SVS incorporates PBAT's comprehensive and powerful tool set for family-based SNP association. PBAT offers a unified approach to the FBAT statistic, a generalization of the transmission disequilibrium test (TDT), to cover different genetic models, tests of different sampling designs, tests involving different disease phenotypes, tests with missing parents and tests of different null hypotheses, all in the same framework.
PBAT also supports the testing for copy-number variation (CNV) in a family-based setting. All robustness properties of the FBAT approach are maintained as in PBAT for SNP analysis. In addition, all previously-developed FBAT extensions, including FBATs for time-to-onset, multivariate FBATs, and FBAT-testing strategies, can be directly transferred to the analysis of CNVs.
SVS comes with an array of resources for learning and utilizing the software to get the most out of your data including tutorials, add-on scripts, example data and projects, and much more.

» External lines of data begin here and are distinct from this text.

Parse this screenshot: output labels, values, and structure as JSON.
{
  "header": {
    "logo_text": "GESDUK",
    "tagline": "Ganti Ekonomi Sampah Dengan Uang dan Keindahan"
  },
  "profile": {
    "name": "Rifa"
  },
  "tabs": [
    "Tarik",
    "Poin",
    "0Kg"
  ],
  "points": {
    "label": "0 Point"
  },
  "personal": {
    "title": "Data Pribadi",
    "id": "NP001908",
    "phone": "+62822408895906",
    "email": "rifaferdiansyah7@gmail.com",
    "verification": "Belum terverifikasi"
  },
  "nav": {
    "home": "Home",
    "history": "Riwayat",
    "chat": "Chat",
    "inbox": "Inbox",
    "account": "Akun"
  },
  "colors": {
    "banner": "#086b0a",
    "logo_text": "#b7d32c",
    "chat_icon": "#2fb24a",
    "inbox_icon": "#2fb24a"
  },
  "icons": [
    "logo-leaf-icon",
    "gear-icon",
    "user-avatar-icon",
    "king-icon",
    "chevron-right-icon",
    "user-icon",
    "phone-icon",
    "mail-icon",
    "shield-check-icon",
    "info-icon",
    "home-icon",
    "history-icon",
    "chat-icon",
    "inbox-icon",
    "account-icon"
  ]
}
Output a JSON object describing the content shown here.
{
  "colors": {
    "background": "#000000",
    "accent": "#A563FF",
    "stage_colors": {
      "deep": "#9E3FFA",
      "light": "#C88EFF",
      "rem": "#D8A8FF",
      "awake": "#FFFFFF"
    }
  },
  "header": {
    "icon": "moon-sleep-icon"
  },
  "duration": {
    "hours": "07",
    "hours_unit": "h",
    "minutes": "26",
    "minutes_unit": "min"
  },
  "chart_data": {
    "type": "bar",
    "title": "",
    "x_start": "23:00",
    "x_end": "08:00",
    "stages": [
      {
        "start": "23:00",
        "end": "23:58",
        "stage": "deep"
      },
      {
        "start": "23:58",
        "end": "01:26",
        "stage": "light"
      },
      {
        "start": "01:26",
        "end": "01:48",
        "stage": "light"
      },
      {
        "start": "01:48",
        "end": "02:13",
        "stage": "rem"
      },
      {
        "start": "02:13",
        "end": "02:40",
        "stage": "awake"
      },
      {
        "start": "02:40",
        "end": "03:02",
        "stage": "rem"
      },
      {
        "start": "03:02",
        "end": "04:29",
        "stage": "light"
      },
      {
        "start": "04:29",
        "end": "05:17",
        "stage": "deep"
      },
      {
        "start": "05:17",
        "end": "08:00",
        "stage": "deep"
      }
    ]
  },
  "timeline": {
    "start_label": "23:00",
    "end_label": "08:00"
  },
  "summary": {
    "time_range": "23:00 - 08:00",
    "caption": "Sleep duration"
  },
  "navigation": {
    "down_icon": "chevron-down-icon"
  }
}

The latest version of Golden Helix PBAT incorporates a novel test that assesses the genotyping quality of individual probands in family-based association studies. Published in PLoS Genetics [Fardo, 2009] these tests are “ideally suited as the final layer of quality control filters in the cleaning process of genome-wide association studies." You can also assess Mendelian errors, Hardy-Weinberg Equilibrium and call rates per marker.
Breaking up extended pedigrees into trios, which is a computationally fast strategy, does not take full advantage of the structure of the known extended pedigree. On the other hand, analyzing extended pedigrees as such, which does take full advantage of all the information and is the most powerful option, can be computationally slow when many of the genotypes in a pedigree are missing.
Golden Helix PBAT includes a new hybrid option that identifies clusters of nuclear families in extended pedigrees which are directly linked (i.e. that share a family member) and analyzes such clusters as extended pedigrees. At the same time, clusters that are linked only through two or more family members without genotypic information are broken up into separate extended-pedigree clusters. These clusters are analyzed in the same way that extended pedigrees would be under the original algorithm, but independently of each other.
The extra information provided to the computation of the genetic distribution under the original algorithm by linking together the extended pedigree clusters is minimal, while the effort required for taking advantage of this information is disproportionally enormous. This puts the original algorithm at a severe disadvantage
Under the new hybrid approach, however, such links between family clusters within extended pedigrees are dropped. The increased statistical power of the original extended pedigree algorithm is, therefore, maintained while almost having the computational speed of a pure nuclear-family analysis.
The key concept of PBAT's screening technique is the conditional mean model approach [Lange 2002b, Lange 2002c], for which the data space is considered to be partitioned into two independent testing sets. This approach may be described as follows:
This allows one to control the type I error rates and to overcome one of the most important statistical hurdles when analyzing genome-wide association studies - the multiple comparison problem. PBAT's screening methods are only minimally affected by the non-causal SNPs. In addition, they are robust against effects of population stratification and admixture.